* **Data to examine**:
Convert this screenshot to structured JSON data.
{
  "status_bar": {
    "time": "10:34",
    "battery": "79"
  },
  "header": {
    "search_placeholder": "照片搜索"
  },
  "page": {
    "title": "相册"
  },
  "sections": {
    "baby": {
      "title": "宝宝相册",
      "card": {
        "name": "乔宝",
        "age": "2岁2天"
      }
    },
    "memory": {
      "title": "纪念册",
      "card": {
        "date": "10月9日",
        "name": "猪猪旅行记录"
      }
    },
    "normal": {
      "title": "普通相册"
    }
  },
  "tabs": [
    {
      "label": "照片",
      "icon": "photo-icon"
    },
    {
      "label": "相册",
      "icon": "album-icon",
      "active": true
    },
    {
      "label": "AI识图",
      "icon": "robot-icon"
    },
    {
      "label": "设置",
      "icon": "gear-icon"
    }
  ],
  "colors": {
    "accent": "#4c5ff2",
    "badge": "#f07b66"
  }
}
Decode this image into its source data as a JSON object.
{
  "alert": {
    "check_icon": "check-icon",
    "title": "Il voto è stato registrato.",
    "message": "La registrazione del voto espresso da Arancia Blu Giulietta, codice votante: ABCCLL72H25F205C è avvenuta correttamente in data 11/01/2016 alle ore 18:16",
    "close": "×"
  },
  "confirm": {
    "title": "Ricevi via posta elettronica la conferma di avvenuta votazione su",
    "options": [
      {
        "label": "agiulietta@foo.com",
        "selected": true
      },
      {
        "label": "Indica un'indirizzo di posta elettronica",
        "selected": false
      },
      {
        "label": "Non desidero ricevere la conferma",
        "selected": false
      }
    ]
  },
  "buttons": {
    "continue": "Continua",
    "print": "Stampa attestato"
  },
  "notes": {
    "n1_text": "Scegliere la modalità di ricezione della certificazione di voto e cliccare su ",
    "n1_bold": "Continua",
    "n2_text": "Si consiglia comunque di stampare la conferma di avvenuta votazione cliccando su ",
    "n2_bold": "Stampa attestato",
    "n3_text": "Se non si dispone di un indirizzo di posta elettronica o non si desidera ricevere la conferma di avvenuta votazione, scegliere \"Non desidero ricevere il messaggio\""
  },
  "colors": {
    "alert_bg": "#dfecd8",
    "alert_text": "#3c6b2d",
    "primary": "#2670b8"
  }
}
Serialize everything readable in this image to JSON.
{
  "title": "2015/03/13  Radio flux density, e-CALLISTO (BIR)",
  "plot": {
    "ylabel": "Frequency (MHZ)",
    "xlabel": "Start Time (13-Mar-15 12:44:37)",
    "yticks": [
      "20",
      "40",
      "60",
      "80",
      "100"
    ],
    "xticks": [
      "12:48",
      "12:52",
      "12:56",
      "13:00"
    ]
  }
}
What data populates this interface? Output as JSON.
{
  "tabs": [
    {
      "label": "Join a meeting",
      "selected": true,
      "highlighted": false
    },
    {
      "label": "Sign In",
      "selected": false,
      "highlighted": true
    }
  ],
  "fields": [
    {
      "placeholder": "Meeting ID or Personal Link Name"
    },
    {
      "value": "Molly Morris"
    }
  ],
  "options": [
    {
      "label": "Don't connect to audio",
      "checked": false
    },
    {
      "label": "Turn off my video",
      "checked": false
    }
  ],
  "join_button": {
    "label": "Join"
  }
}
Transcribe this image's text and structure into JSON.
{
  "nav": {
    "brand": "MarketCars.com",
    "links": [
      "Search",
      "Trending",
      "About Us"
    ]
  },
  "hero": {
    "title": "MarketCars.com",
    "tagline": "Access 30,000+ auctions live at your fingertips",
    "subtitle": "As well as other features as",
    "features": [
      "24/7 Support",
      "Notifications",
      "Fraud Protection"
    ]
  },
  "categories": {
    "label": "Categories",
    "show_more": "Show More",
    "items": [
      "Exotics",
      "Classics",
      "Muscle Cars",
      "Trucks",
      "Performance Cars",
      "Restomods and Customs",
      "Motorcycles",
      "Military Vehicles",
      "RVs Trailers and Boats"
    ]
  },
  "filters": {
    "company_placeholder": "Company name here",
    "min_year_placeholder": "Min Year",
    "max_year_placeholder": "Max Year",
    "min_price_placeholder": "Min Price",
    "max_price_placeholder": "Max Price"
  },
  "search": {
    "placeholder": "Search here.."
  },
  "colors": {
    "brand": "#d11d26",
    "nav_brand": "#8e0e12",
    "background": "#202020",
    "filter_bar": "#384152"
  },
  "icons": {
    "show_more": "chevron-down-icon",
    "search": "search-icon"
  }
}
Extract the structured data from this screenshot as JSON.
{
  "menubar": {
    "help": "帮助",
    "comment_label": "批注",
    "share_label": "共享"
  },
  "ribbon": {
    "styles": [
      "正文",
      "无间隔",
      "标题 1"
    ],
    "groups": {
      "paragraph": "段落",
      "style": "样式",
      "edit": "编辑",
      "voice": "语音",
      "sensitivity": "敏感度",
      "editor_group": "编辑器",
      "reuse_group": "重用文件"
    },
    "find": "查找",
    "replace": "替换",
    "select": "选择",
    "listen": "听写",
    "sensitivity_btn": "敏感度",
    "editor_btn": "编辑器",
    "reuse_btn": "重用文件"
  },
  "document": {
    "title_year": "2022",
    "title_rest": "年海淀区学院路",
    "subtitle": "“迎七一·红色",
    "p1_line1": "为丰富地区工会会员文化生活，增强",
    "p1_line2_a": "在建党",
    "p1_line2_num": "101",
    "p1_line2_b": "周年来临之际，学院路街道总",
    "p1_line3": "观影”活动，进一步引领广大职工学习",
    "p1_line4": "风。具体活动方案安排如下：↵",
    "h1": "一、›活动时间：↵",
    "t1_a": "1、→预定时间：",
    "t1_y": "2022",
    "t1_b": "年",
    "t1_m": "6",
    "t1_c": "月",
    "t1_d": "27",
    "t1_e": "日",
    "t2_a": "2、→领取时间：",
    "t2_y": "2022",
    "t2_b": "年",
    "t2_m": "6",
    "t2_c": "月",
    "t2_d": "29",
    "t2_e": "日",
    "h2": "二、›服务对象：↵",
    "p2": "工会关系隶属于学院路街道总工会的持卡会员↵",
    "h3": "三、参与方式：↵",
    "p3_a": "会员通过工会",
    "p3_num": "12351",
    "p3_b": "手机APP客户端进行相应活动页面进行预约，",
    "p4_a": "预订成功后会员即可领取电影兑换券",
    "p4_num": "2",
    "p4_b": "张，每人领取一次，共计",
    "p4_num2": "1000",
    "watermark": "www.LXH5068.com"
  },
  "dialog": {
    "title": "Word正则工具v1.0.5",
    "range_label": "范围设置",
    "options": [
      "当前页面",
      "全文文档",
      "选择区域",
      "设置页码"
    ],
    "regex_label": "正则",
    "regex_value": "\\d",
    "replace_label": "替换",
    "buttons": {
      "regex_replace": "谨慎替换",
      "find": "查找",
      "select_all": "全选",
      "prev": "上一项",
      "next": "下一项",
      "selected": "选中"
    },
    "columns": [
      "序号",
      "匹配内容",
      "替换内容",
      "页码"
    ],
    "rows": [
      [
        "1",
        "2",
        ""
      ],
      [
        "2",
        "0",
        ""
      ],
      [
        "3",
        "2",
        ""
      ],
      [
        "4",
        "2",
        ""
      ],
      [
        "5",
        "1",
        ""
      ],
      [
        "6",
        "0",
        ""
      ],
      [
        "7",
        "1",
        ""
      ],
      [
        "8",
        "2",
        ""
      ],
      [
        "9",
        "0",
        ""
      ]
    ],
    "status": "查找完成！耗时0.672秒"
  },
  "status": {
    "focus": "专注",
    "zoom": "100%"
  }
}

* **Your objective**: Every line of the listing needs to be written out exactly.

* **Finished exercise**:
Convert this screenshot to structured JSON data.
{
  "status_bar": {
    "time": "10:34",
    "battery": "79"
  },
  "header": {
    "search_placeholder": "照片搜索"
  },
  "page": {
    "title": "相册"
  },
  "sections": {
    "baby": {
      "title": "宝宝相册",
      "card": {
        "name": "乔宝",
        "age": "2岁2天"
      }
    },
    "memory": {
      "title": "纪念册",
      "card": {
        "date": "10月9日",
        "name": "猪猪旅行记录"
      }
    },
    "normal": {
      "title": "普通相册"
    }
  },
  "tabs": [
    {
      "label": "照片",
      "icon": "photo-icon"
    },
    {
      "label": "相册",
      "icon": "album-icon",
      "active": true
    },
    {
      "label": "AI识图",
      "icon": "robot-icon"
    },
    {
      "label": "设置",
      "icon": "gear-icon"
    }
  ],
  "colors": {
    "accent": "#4c5ff2",
    "badge": "#f07b66"
  }
}
Decode this image into its source data as a JSON object.
{
  "alert": {
    "check_icon": "check-icon",
    "title": "Il voto è stato registrato.",
    "message": "La registrazione del voto espresso da Arancia Blu Giulietta, codice votante: ABCCLL72H25F205C è avvenuta correttamente in data 11/01/2016 alle ore 18:16",
    "close": "×"
  },
  "confirm": {
    "title": "Ricevi via posta elettronica la conferma di avvenuta votazione su",
    "options": [
      {
        "label": "agiulietta@foo.com",
        "selected": true
      },
      {
        "label": "Indica un'indirizzo di posta elettronica",
        "selected": false
      },
      {
        "label": "Non desidero ricevere la conferma",
        "selected": false
      }
    ]
  },
  "buttons": {
    "continue": "Continua",
    "print": "Stampa attestato"
  },
  "notes": {
    "n1_text": "Scegliere la modalità di ricezione della certificazione di voto e cliccare su ",
    "n1_bold": "Continua",
    "n2_text": "Si consiglia comunque di stampare la conferma di avvenuta votazione cliccando su ",
    "n2_bold": "Stampa attestato",
    "n3_text": "Se non si dispone di un indirizzo di posta elettronica o non si desidera ricevere la conferma di avvenuta votazione, scegliere \"Non desidero ricevere il messaggio\""
  },
  "colors": {
    "alert_bg": "#dfecd8",
    "alert_text": "#3c6b2d",
    "primary": "#2670b8"
  }
}
Serialize everything readable in this image to JSON.
{
  "title": "2015/03/13  Radio flux density, e-CALLISTO (BIR)",
  "plot": {
    "ylabel": "Frequency (MHZ)",
    "xlabel": "Start Time (13-Mar-15 12:44:37)",
    "yticks": [
      "20",
      "40",
      "60",
      "80",
      "100"
    ],
    "xticks": [
      "12:48",
      "12:52",
      "12:56",
      "13:00"
    ]
  }
}
What data populates this interface? Output as JSON.
{
  "tabs": [
    {
      "label": "Join a meeting",
      "selected": true,
      "highlighted": false
    },
    {
      "label": "Sign In",
      "selected": false,
      "highlighted": true
    }
  ],
  "fields": [
    {
      "placeholder": "Meeting ID or Personal Link Name"
    },
    {
      "value": "Molly Morris"
    }
  ],
  "options": [
    {
      "label": "Don't connect to audio",
      "checked": false
    },
    {
      "label": "Turn off my video",
      "checked": false
    }
  ],
  "join_button": {
    "label": "Join"
  }
}
Transcribe this image's text and structure into JSON.
{
  "nav": {
    "brand": "MarketCars.com",
    "links": [
      "Search",
      "Trending",
      "About Us"
    ]
  },
  "hero": {
    "title": "MarketCars.com",
    "tagline": "Access 30,000+ auctions live at your fingertips",
    "subtitle": "As well as other features as",
    "features": [
      "24/7 Support",
      "Notifications",
      "Fraud Protection"
    ]
  },
  "categories": {
    "label": "Categories",
    "show_more": "Show More",
    "items": [
      "Exotics",
      "Classics",
      "Muscle Cars",
      "Trucks",
      "Performance Cars",
      "Restomods and Customs",
      "Motorcycles",
      "Military Vehicles",
      "RVs Trailers and Boats"
    ]
  },
  "filters": {
    "company_placeholder": "Company name here",
    "min_year_placeholder": "Min Year",
    "max_year_placeholder": "Max Year",
    "min_price_placeholder": "Min Price",
    "max_price_placeholder": "Max Price"
  },
  "search": {
    "placeholder": "Search here.."
  },
  "colors": {
    "brand": "#d11d26",
    "nav_brand": "#8e0e12",
    "background": "#202020",
    "filter_bar": "#384152"
  },
  "icons": {
    "show_more": "chevron-down-icon",
    "search": "search-icon"
  }
}
Extract the structured data from this screenshot as JSON.
{
  "menubar": {
    "help": "帮助",
    "comment_label": "批注",
    "share_label": "共享"
  },
  "ribbon": {
    "styles": [
      "正文",
      "无间隔",
      "标题 1"
    ],
    "groups": {
      "paragraph": "段落",
      "style": "样式",
      "edit": "编辑",
      "voice": "语音",
      "sensitivity": "敏感度",
      "editor_group": "编辑器",
      "reuse_group": "重用文件"
    },
    "find": "查找",
    "replace": "替换",
    "select": "选择",
    "listen": "听写",
    "sensitivity_btn": "敏感度",
    "editor_btn": "编辑器",
    "reuse_btn": "重用文件"
  },
  "document": {
    "title_year": "2022",
    "title_rest": "年海淀区学院路",
    "subtitle": "“迎七一·红色",
    "p1_line1": "为丰富地区工会会员文化生活，增强",
    "p1_line2_a": "在建党",
    "p1_line2_num": "101",
    "p1_line2_b": "周年来临之际，学院路街道总",
    "p1_line3": "观影”活动，进一步引领广大职工学习",
    "p1_line4": "风。具体活动方案安排如下：↵",
    "h1": "一、›活动时间：↵",
    "t1_a": "1、→预定时间：",
    "t1_y": "2022",
    "t1_b": "年",
    "t1_m": "6",
    "t1_c": "月",
    "t1_d": "27",
    "t1_e": "日",
    "t2_a": "2、→领取时间：",
    "t2_y": "2022",
    "t2_b": "年",
    "t2_m": "6",
    "t2_c": "月",
    "t2_d": "29",
    "t2_e": "日",
    "h2": "二、›服务对象：↵",
    "p2": "工会关系隶属于学院路街道总工会的持卡会员↵",
    "h3": "三、参与方式：↵",
    "p3_a": "会员通过工会",
    "p3_num": "12351",
    "p3_b": "手机APP客户端进行相应活动页面进行预约，",
    "p4_a": "预订成功后会员即可领取电影兑换券",
    "p4_num": "2",
    "p4_b": "张，每人领取一次，共计",
    "p4_num2": "1000",
    "watermark": "www.LXH5068.com"
  },
  "dialog": {
    "title": "Word正则工具v1.0.5",
    "range_label": "范围设置",
    "options": [
      "当前页面",
      "全文文档",
      "选择区域",
      "设置页码"
    ],
    "regex_label": "正则",
    "regex_value": "\\d",
    "replace_label": "替换",
    "buttons": {
      "regex_replace": "谨慎替换",
      "find": "查找",
      "select_all": "全选",
      "prev": "上一项",
      "next": "下一项",
      "selected": "选中"
    },
    "columns": [
      "序号",
      "匹配内容",
      "替换内容",
      "页码"
    ],
    "rows": [
      [
        "1",
        "2",
        ""
      ],
      [
        "2",
        "0",
        ""
      ],
      [
        "3",
        "2",
        ""
      ],
      [
        "4",
        "2",
        ""
      ],
      [
        "5",
        "1",
        ""
      ],
      [
        "6",
        "0",
        ""
      ],
      [
        "7",
        "1",
        ""
      ],
      [
        "8",
        "2",
        ""
      ],
      [
        "9",
        "0",
        ""
      ]
    ],
    "status": "查找完成！耗时0.672秒"
  },
  "status": {
    "focus": "专注",
    "zoom": "100%"
  }
}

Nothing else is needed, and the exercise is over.